Conset Point Swell Statistics, Summer: All Swell – Any Wind
This picture illustrates the combination of swells directed at Conset Point through an average northern hemisphere summer. It is based on 5802 NWW3 model predictions since 2006 (values every 3 hours). The wave model does not forecast surf and wind right at the shore so we have chosen the most applicable grid node based on what we know about Conset Point, and at Conset Point the best grid node is 35 km away (22 miles).
The rose diagram shows the distribution of swell sizes and directions, while the graph at the bottom shows the same thing but without direction information. Five colours illustrate increasing wave sizes. Blue shows the smallest swells, less that 0.5m (1.5 feet) high. These occurred only 38% of the time. Green and yellow show increasing swell sizes and red represents the largest swells, greater than >3m (>10ft). In both graphs, the area of any colour is proportional to how commonly that size swell was forecast.

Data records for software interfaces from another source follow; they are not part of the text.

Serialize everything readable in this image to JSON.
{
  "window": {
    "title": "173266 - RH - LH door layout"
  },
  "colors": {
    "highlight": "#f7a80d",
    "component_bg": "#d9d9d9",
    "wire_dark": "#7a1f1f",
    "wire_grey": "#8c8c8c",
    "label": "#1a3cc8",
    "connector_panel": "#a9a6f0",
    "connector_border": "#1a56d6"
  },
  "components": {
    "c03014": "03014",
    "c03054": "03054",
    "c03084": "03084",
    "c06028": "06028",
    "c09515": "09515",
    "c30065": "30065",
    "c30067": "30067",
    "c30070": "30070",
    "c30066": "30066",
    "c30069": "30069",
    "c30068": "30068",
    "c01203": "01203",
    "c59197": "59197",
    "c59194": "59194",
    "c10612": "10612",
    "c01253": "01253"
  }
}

The diagram implies that the dominant swell direction, shown by the longest spokes, was E (which was the same as the most common wind direction). Because the wave model grid is offshore, sometimes a strong offshore wind blows largest waves away from Conset Point and away from the coast. We lump these in with the no surf category of the bar chart. To keep it simple we don't show these in the rose graph. Because wind determines whether or not waves are clean enough to surf at Conset Point, you can load a different image that shows only the swells that were predicted to coincide with glassy or offshore wind conditions. In a typical northern hemisphere summer, swells large enough to cause surfable waves at Conset Point run for about 62% of the time.
IMPORTANT: Beta version feature! Swell heights are open water values from NWW3. There is no attempt to model near-shore effects. Coastal wave heights will generally be less, especially if the break does not have unobstructed exposure to the open ocean.